‘In No Respect Can Contraries be True’: Passion and Reason in Marlowe’s Edward II
In Christopher Marlowe’s Edward II the relationship between passion and reason becomes powerfully relevant to the factional strife between the king and his barons. As the conflict escalates, one character exclaims that ‘in no respect can contraries be true’ (I. 4. 249), yet the play as a whole seems to refute this claim. While Edward has the right to claim the loyalty that his kingship entails and put down the revolt of his barons, the barons express a similar duty to remove the king’s favourite, Gaveston, for the benefit of the state. Both positions are true, and this presents a problem for the audience who seek to comprehend which faction they should support. In Marlowe’s view, contrariety is not so much a theory as an experience: and the audience is led to experience doubt. The play highlights the monstrous excesses of extreme passion and extreme reason as problematic attempts to make sense of the confusion of the play. In this paper, I will argue that Marlowe structures his play to first evoke and then actively question traditional representations of the relationship between passion and reason.
- There are currently no refbacks.
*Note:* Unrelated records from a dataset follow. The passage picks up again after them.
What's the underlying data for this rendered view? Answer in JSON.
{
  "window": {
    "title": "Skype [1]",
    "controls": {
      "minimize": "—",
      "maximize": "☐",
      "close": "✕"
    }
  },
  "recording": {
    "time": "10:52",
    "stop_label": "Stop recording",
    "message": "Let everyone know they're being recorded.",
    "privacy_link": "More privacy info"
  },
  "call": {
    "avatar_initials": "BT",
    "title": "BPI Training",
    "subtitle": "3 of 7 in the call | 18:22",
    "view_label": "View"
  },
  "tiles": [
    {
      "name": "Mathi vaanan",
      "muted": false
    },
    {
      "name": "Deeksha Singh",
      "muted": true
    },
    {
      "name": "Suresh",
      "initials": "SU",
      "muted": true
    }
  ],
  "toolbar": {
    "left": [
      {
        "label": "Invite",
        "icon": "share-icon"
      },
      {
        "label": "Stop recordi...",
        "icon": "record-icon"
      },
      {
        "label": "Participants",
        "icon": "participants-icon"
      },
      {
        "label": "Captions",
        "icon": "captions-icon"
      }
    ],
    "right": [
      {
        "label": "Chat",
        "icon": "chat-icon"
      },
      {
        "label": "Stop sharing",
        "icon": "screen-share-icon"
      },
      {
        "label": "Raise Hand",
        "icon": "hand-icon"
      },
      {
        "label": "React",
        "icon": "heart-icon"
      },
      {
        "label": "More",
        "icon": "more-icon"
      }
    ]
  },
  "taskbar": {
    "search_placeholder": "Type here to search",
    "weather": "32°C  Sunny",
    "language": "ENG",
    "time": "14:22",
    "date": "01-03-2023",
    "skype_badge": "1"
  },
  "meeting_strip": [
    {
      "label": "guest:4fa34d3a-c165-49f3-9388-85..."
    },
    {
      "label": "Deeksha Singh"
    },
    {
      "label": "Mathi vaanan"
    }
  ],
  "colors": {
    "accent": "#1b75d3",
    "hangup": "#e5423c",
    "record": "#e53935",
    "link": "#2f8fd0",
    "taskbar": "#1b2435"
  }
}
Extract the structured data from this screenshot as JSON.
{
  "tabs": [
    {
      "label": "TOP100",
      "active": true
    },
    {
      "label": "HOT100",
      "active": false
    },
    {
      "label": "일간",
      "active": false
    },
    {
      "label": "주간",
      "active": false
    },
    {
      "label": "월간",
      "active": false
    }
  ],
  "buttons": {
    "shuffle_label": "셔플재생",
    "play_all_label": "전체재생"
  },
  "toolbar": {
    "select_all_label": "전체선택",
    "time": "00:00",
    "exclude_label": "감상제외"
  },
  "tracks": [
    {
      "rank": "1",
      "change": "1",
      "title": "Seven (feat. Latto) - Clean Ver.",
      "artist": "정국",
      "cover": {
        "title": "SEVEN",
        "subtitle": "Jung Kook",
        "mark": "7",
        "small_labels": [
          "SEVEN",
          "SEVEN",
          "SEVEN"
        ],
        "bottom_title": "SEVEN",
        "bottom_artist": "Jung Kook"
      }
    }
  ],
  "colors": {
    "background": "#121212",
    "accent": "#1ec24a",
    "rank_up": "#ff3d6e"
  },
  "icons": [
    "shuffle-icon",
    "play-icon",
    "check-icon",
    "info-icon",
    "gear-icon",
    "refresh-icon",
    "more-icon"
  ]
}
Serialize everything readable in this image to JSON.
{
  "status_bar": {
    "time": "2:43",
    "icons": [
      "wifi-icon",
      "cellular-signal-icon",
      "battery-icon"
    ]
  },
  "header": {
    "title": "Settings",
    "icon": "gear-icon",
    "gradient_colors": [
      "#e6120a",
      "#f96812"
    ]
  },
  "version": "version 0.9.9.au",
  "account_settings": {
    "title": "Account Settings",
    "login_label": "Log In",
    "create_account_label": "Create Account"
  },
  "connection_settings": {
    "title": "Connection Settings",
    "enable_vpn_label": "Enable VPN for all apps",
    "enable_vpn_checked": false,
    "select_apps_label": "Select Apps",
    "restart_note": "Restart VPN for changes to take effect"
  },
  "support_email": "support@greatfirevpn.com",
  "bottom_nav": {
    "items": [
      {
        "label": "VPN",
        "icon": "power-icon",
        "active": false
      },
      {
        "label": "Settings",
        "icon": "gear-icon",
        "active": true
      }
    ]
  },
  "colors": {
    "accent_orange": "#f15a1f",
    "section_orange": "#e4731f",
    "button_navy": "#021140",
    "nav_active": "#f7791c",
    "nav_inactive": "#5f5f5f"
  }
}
All articles and reviews published by Ceræ: An Australasian Journal of Medieval and Early Modern Studies are published under a CC BY-NC-ND license, unless otherwise specified.